Home Depot sells a large selection of natural gas wall furnaces but I was surprised to see that they also sell an electric wall furnace. By definition, a wall furnace is a furnace that is mounted into the wall. It stands upright and, generally, is about 5 to 7 feet tall. They are designed to stand flush with the wall. This means that the wall must be cut so that the furnace can fit snugly inside. However, there is also the option of allowing the heaters to free stand next to the surface of the wall if special hardware is purchased.
Home Depot only sells the Williams brand of wall mounted furnaces. I reviewed the natural gas Williams Forsaire 50,000 BTU, the natural gas Williams Top Vent 25,000 BTU and the electric William Forsaire 31,4000 BTU.
Let’s start with the Williams Forsaire 50,000 BTU. This heating unit is rated to heat over 1,200 square feet and runs on natural gas. It is possible to convert this unit to run on propane with a conversion kit. This is important for those whose homes run on propane and are not hooked up to natural gas. It also does not require electricity to run. Instead, it has a pilot light. It does have a thermostat that is attached to the wall furnace. Online some models, the thermostat cannot be mounted elsewhere in the room and it is not removable from the furnace itself. This furnace is on the larger side and is nearly 7 feet tall, just over a foot wide, and nearly a foot deep. It works by convention heat. This means that there is no fan of any kind. Instead, the heat simply emanates from the furnace. This type of heating has worked well for centuries now and relies on the fact that hot air rises and cold air sinks. Like other gas burning furnaces, this wall furnace needs to be ventilation. This means that there is a small vent that must go through the roof. This, combined with the fact that the furnace must be hooked up to natural gas, means that this wall furnace MUST be installed by a professional. This 50,000 BTU unit only has two reviews but they both give this unit 5 out of 5 stars. This furnace costs just over $1,600. That is only for the unit itself and does not include installation fees or the costs of any adaptations one might need to make.
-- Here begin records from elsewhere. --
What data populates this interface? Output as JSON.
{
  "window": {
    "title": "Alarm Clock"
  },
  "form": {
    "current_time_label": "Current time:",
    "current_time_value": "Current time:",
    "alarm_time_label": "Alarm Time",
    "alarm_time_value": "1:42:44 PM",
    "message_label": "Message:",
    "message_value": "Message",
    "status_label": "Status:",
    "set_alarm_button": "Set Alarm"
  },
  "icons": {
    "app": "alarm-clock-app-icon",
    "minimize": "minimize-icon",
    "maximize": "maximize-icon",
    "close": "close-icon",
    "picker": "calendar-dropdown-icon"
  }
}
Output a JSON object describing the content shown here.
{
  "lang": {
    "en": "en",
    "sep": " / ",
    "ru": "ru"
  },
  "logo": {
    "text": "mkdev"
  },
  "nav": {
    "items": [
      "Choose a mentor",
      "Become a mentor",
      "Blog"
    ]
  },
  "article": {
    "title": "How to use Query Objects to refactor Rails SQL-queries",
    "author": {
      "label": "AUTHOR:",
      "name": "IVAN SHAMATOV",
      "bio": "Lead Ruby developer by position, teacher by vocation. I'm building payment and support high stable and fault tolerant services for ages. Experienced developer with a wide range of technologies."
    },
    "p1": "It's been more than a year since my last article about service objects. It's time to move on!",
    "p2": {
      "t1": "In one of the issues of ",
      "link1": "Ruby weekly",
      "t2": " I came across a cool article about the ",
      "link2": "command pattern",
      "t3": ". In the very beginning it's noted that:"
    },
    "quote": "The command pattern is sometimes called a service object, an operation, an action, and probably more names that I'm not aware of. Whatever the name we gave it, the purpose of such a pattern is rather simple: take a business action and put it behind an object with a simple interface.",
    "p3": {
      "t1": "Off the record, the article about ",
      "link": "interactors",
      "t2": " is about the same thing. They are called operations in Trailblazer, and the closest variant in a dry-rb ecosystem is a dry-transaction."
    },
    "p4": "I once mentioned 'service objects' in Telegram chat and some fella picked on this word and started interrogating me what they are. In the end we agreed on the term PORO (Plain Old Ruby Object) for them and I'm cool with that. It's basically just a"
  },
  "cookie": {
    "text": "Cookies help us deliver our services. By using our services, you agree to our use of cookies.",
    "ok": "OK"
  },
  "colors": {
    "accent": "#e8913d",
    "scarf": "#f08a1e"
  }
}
Next is the Williams Top Vent 25,000 BTU wall furnace. This furnace also runs on natural gas and can also be converted to run on propane, with the purchase of an additional kit. Smaller BTUs means that this furnace is designed to heat a smaller area. In this case, it is rated to heat 540 square feet. This furnace measures nearly 5 and a half feet tall. It is over a foot wide and only half a foot deep. Like the stronger furnace, this furnace will run without electricity and it has a pilot light. Unlike the other furnace, this top vent furnace has a thermostat that can be separated from the unit itself. In fact, the thermostat can be mounted to the wall. This furnace works much the same at the larger model in that it has no fan and works with convection heat. It also is attached to the gas lines and requires outdoor ventilation so it must be installed by a professional. The price of this furnace is much lower and it costs just over $560. However, the reviews are less promising for this model. It rates at only 3.5 stars with mixed reviews. Some say that it works great. Others complain about certain parts not working right or fitting right.
Finally there is the electric wall furnace with 31,400 BTUs. This furnace does not use natural gas or propane but must have electricity to work. This would be ideal for anyone who would not be able to vent a standard gas furnace or who does not have a gas hookup in their home. It looks much the same way that the gas furnaces do in that it fits into a wall, or can be placed up against the wall. This unit is 6 feet tall, just over a foot wide, and is just over 6 inches deep. This means that it is roughly the same size as the 25,000 BTU gas furnace. However, with 31,400 BTUs, this furnace will heat the larger area of at least 1,000 square feet. It has a wall mounted thermostat. Although this furnace does not need to vent to the outside, nor does it connect to the gas line, it still must be installed by a professional in order to assure home safety. As an added bonus, this furnace has an automatic safety shut off and will turn off if it gets too hot. The gas furnaces do not offer this safety amenity. This electric wall furnace has not yet been rated by other customers so it is unclear how well it performs at this time. It costs just over $640 dollars.
The size and power source of the furnace that is right for an individual’s home will depend on the size of his or her home as well as on the amenities of said home. No one furnace is right for every home. Homes with gas and proper ventilation opportunities may find that a gas wall furnace is less expensive to operate, in the long run. The size of the furnace will depend on the size of the home, along with other factors such as how well the home is sealed and the outdoor temperatures. Homes, or places, with no access to roof ventilation will have no choice but to select an electric furnace if they wish to install a wall furnace. Things such as where the thermostat is located and safety shut offs all come down to personal preference. One thing is true of every wall furnace and that is that it must be installed professionally. The occupants of the home’s very lives depend on this. Carbon dioxide poisoning, gas leaks, and electrical fires are all real possibilities if any one of these wall furnaces are not installed correctly.